── Extracted material ──

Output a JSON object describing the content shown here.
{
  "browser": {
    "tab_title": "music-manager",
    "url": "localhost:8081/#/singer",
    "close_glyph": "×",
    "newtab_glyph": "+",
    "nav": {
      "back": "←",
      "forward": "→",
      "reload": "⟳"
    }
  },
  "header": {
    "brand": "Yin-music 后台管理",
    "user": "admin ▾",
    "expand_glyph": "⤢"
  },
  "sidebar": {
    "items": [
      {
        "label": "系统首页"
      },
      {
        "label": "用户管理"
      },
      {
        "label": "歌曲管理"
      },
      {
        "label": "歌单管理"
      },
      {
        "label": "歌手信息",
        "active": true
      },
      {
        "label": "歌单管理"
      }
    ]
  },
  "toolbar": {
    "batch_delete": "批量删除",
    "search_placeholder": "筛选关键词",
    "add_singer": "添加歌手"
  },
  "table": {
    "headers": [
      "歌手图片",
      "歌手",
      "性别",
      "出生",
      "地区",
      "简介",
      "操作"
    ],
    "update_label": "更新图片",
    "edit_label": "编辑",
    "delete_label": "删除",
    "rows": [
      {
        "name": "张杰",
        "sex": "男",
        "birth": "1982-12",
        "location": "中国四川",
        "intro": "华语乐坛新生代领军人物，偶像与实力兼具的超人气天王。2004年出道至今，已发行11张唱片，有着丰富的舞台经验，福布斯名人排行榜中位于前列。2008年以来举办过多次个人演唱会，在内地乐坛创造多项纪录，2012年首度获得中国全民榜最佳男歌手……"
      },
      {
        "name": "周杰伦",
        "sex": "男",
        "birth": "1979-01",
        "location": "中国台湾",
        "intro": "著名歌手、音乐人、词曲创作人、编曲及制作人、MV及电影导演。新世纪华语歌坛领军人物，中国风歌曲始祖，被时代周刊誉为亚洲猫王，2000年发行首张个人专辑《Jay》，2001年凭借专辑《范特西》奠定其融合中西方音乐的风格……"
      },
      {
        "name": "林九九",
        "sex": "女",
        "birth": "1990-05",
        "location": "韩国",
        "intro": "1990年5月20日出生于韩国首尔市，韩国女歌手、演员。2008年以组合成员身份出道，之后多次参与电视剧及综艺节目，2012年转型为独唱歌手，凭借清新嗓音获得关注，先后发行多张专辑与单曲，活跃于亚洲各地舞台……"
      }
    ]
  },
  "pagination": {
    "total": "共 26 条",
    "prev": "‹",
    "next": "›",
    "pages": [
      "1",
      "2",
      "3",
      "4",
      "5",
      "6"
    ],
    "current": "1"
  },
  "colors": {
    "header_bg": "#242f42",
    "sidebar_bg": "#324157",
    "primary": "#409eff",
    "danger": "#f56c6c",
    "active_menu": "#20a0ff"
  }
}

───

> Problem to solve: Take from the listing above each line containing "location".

> Output for this exercise:
        "location": "中国四川",
        "location": "中国台湾",
        "location": "韩国",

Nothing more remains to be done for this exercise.